WHAT YOU HAVE TO DO:
Copy out each line below in which the string "ЖИДК" appears.

[Interface dataset entries]
────
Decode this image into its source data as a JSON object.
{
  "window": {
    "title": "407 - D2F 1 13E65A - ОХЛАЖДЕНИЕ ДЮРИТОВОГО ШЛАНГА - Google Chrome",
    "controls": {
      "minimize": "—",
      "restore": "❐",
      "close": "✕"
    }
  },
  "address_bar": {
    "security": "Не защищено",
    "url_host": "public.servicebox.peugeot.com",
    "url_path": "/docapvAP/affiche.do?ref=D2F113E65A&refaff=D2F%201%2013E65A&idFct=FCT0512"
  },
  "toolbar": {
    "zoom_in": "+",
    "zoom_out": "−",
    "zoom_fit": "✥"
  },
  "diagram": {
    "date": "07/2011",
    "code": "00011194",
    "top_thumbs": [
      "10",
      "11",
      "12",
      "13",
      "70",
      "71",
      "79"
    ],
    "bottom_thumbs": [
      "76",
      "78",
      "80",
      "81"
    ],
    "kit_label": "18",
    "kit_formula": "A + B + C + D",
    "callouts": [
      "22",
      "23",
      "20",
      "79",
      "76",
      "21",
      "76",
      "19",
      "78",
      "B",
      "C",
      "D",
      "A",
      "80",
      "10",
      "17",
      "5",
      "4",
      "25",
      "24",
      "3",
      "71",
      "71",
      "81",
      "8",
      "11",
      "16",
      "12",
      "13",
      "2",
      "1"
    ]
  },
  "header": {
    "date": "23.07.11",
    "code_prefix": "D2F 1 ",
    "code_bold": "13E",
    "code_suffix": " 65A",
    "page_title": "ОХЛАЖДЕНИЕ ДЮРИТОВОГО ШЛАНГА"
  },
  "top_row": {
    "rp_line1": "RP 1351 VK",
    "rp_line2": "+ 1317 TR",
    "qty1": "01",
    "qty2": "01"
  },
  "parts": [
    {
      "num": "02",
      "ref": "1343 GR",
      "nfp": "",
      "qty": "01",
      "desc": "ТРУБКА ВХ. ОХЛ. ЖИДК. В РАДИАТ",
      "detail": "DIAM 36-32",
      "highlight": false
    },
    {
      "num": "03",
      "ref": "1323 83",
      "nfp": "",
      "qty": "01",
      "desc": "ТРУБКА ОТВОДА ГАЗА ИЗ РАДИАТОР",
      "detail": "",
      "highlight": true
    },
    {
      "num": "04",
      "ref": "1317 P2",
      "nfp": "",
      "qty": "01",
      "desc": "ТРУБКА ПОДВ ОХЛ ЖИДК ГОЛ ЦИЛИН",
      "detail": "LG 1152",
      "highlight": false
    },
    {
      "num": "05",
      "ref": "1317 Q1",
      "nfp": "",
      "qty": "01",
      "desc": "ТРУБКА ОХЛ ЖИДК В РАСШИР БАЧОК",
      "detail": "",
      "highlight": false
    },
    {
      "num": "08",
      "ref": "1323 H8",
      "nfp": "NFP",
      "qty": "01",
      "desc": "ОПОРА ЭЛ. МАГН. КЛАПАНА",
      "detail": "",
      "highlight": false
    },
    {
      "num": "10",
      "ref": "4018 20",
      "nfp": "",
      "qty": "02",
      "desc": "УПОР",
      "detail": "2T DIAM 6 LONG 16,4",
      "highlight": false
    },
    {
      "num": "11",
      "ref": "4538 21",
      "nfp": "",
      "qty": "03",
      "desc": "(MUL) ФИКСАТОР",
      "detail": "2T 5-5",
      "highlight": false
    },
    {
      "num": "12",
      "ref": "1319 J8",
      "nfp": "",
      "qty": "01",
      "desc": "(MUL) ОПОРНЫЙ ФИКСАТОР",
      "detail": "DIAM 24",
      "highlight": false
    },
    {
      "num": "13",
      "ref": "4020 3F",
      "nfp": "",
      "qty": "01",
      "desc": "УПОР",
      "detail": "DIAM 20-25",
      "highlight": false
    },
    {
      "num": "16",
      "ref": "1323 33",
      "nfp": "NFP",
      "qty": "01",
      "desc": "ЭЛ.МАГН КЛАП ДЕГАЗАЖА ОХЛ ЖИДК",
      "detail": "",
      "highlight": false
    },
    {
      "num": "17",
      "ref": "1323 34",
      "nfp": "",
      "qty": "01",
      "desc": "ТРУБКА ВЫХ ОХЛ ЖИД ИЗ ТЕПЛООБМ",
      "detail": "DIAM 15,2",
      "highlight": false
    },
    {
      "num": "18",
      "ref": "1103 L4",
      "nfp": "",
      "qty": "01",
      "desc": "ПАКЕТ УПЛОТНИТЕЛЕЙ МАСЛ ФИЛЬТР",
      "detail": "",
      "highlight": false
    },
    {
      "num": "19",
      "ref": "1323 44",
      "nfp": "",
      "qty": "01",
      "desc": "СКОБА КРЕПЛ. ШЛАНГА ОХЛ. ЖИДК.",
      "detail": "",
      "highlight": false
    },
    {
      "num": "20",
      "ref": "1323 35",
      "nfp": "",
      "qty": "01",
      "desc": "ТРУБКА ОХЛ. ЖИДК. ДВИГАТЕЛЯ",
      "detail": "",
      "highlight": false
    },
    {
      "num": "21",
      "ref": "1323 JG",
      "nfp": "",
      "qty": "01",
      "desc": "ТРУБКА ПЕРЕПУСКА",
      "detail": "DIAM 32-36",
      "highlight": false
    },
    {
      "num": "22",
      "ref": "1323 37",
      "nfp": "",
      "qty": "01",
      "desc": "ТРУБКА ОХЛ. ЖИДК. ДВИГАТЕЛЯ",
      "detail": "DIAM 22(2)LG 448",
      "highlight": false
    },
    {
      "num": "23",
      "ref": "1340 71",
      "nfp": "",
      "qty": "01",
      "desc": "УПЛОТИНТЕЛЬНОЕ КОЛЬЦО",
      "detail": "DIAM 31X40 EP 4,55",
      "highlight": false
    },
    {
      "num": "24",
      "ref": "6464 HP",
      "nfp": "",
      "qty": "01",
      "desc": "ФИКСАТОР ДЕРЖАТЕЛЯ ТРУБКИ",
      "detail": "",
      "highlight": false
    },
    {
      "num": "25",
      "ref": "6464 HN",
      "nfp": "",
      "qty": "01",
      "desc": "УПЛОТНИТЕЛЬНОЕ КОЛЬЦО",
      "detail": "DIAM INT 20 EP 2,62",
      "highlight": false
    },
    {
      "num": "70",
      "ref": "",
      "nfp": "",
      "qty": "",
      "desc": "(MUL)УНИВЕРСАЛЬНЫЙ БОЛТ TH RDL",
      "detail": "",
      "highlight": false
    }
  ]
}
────
ANSWER SECTION:
      "desc": "ТРУБКА ВХ. ОХЛ. ЖИДК. В РАДИАТ",
      "desc": "ТРУБКА ПОДВ ОХЛ ЖИДК ГОЛ ЦИЛИН",
      "desc": "ТРУБКА ОХЛ ЖИДК В РАСШИР БАЧОК",
      "desc": "ЭЛ.МАГН КЛАП ДЕГАЗАЖА ОХЛ ЖИДК",
      "desc": "СКОБА КРЕПЛ. ШЛАНГА ОХЛ. ЖИДК.",
      "desc": "ТРУБКА ОХЛ. ЖИДК. ДВИГАТЕЛЯ",
      "desc": "ТРУБКА ОХЛ. ЖИДК. ДВИГАТЕЛЯ",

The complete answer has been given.